Walt Disney Co. CEO Bob Iger and Mickey Mouse ring the opening bell at the New York Stock Exchange in November.
Walt Disney Co. CEO Bob Iger and Mickey Mouse ring the opening bell at the New York Stock Exchange in November.
(Drew Angerer / Getty Images)

A prominent analyst on Monday downgraded Walt Disney Co.’s stock to a “sell” rating, citing concerns that a potential bidding war with Comcast Corp. might cause the company to overpay for 21st Century Fox’s entertainment assets.

Comcast last week bid $65 billion in an all-cash offer for much of Rupert Murdoch’s Fox, which had already agreed to be sold to Disney in an all-stock deal. The Comcast offer represented a 19% premium to the Disney proposal.

Disney is widely expected to raise its offer for Fox properties, which include the Century City film and TV studios, cable TV channels FX and National Geographic, regional sports networks and Fox’s international holdings.


The planned acquisition is seen as an important component of Disney’s plan to compete with digital insurgents such as Netflix by bolstering its own upcoming streaming service with more content. Still, if Disney has to boost its offer for Fox, that could reduce the company’s value for shareholders, said Pivotal Research analyst Brian Wieser in a research report.

“Certainly, we see industry consolidation as positive for the industry relative to its absence,” Wieser said in his report. “However, we also think that if Disney has to pay a higher price for the Fox Entertainment assets because it engages in a bidding war with Comcast, Disney’s value would be negatively impacted.”

On the other hand, if Disney loses Fox to Comcast, it would dampen the company’s efforts to forge a streaming future for itself, Wieser said. Disney and its investors, he noted, believe that the company’s focus on a direct-to-consumer strategy is the right move to adapt to shifting audience behavior.

“The absence of completion of the transaction would also be negative for Disney as it would mean the company would be unable to realize the synergies it expects to produce from the transaction,” Wieser said. “The strategic position of the company would further be weakened.”

Disney did not immediately respond to requests for comment.

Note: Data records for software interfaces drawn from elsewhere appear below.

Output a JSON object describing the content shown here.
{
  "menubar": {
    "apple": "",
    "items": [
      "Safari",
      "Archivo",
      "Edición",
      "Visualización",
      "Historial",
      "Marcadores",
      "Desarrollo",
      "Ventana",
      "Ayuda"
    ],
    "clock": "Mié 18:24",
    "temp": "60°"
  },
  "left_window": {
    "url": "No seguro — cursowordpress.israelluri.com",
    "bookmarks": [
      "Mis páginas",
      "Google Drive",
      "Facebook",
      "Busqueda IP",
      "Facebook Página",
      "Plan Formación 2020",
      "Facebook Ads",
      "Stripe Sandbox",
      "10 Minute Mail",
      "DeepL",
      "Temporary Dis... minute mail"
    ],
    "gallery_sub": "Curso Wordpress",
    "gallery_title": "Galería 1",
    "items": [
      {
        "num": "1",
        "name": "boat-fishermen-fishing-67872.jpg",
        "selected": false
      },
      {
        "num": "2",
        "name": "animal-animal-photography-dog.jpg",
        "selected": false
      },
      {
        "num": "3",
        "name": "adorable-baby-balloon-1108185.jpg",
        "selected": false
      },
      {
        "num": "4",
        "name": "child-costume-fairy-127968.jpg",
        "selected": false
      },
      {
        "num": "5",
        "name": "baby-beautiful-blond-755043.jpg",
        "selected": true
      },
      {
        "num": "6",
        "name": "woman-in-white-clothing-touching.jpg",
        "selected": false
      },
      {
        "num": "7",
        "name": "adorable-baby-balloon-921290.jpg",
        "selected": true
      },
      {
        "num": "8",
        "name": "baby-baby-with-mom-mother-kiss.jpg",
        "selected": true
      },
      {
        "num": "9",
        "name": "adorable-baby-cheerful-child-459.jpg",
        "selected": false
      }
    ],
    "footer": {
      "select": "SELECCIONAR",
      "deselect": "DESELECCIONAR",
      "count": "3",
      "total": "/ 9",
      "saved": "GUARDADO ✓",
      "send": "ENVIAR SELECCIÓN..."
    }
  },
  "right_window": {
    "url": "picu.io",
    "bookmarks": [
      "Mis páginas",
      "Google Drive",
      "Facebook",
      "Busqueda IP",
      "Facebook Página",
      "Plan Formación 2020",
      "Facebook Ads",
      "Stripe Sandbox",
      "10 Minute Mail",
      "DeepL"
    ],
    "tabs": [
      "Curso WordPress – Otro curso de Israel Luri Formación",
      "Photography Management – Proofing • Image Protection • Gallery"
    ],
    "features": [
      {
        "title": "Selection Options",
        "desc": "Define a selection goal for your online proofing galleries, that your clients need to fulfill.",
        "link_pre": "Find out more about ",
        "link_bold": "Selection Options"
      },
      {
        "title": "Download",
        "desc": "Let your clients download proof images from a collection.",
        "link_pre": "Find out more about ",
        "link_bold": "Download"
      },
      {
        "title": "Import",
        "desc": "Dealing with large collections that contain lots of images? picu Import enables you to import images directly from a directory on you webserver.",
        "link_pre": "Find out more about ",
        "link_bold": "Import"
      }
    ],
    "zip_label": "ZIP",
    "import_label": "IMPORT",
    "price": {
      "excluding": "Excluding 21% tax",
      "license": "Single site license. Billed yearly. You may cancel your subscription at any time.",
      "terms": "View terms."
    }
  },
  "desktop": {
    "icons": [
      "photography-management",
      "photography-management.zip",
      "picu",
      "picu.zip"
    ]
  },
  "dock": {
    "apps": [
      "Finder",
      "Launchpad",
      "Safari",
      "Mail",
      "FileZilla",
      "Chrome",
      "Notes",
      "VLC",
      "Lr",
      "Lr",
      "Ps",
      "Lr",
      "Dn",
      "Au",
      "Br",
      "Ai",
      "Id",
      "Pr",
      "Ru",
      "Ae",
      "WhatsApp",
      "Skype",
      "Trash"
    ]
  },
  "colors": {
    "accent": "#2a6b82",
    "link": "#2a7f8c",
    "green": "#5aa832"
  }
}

Shares of the Burbank media company fell 2%, or $1.79, to $107.06 in Monday trading on Wall Street. Pivotal Research, which has a target price of $93 on the stock, is the lone brokerage with a “sell” rating for Disney among analysts who cover the company, according to FactSet.

Comcast submitted its offer the day after a federal judge in Washington, D.C., approved AT&T Inc.’s purchase of Time Warner Inc. The judge said the transaction did not violate antitrust laws, and the regulatory go-ahead was seen as a sign that a Comcast-Fox deal could also win government approval.

It is not clear how Disney, led by Chairman and Chief Executive Robert Iger, will respond to the Comcast bid. Fox’s board is expected to meet Wednesday to weigh Comcast’s proposal. CNBC on Monday, citing anonymous sources, reported that Disney is expected to add cash to its bid, but did not say how much.